— What you need to do —
Check every line of the entries below for the word "local", and copy the ones that have it.

— Available data —
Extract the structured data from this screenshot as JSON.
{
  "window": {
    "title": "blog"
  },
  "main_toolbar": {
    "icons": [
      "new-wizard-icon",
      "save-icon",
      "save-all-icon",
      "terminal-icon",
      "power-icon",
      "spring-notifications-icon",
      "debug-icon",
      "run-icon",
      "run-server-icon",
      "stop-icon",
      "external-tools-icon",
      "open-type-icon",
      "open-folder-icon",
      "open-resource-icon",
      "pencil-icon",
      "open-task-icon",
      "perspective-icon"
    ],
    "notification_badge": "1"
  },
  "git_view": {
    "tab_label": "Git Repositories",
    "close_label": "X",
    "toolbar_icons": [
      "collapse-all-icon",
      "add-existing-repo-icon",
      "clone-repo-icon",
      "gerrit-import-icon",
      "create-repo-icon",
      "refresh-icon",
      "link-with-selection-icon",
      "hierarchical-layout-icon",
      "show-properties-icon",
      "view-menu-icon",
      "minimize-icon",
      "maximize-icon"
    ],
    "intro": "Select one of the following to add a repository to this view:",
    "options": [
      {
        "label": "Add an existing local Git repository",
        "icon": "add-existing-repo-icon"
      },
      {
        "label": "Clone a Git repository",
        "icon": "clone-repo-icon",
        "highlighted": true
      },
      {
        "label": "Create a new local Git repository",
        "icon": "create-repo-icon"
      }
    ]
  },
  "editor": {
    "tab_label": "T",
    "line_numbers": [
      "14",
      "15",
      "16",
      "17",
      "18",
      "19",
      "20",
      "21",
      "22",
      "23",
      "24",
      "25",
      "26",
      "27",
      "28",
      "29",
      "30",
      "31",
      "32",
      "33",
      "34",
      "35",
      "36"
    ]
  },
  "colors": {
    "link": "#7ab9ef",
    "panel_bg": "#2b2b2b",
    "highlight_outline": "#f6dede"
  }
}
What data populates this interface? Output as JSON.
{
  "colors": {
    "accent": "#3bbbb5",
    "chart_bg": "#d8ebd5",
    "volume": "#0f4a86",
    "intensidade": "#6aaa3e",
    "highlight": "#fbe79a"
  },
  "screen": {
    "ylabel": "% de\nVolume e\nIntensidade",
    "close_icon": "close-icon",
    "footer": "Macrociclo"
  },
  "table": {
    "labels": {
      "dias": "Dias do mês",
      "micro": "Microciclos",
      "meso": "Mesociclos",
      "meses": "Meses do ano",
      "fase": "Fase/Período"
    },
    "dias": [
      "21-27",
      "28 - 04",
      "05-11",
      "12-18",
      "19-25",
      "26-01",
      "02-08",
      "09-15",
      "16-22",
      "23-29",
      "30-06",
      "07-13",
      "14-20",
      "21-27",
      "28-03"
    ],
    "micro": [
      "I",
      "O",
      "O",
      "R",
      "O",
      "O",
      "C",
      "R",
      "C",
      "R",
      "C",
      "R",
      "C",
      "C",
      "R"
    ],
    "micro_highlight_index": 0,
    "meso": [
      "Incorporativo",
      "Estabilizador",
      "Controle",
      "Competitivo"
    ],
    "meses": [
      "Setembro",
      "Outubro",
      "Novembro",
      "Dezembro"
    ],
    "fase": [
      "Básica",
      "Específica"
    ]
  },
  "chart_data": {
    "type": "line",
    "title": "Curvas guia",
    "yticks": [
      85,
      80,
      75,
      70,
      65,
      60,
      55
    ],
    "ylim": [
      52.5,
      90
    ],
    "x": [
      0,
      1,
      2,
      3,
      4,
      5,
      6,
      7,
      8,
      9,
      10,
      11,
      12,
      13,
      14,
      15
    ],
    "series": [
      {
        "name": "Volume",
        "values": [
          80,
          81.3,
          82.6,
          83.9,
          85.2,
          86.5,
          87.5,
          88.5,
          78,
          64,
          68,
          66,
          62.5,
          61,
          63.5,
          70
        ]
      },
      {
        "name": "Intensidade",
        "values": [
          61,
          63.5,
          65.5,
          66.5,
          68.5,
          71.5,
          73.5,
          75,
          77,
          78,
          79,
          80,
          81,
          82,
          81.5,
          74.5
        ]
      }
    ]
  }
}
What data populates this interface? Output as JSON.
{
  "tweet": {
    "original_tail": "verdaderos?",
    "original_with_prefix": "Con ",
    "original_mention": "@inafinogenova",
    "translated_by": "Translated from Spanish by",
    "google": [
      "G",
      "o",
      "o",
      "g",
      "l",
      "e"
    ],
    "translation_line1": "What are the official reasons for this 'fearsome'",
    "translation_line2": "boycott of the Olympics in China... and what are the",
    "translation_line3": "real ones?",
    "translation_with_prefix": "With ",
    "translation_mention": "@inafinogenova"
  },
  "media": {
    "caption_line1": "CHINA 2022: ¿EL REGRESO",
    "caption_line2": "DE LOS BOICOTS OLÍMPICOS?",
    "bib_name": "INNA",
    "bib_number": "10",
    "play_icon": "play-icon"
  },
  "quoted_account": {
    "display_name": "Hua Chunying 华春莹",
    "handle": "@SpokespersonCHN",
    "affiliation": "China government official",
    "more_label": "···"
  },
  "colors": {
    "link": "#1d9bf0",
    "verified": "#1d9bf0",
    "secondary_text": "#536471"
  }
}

— Response —
        "label": "Add an existing local Git repository",
        "label": "Create a new local Git repository",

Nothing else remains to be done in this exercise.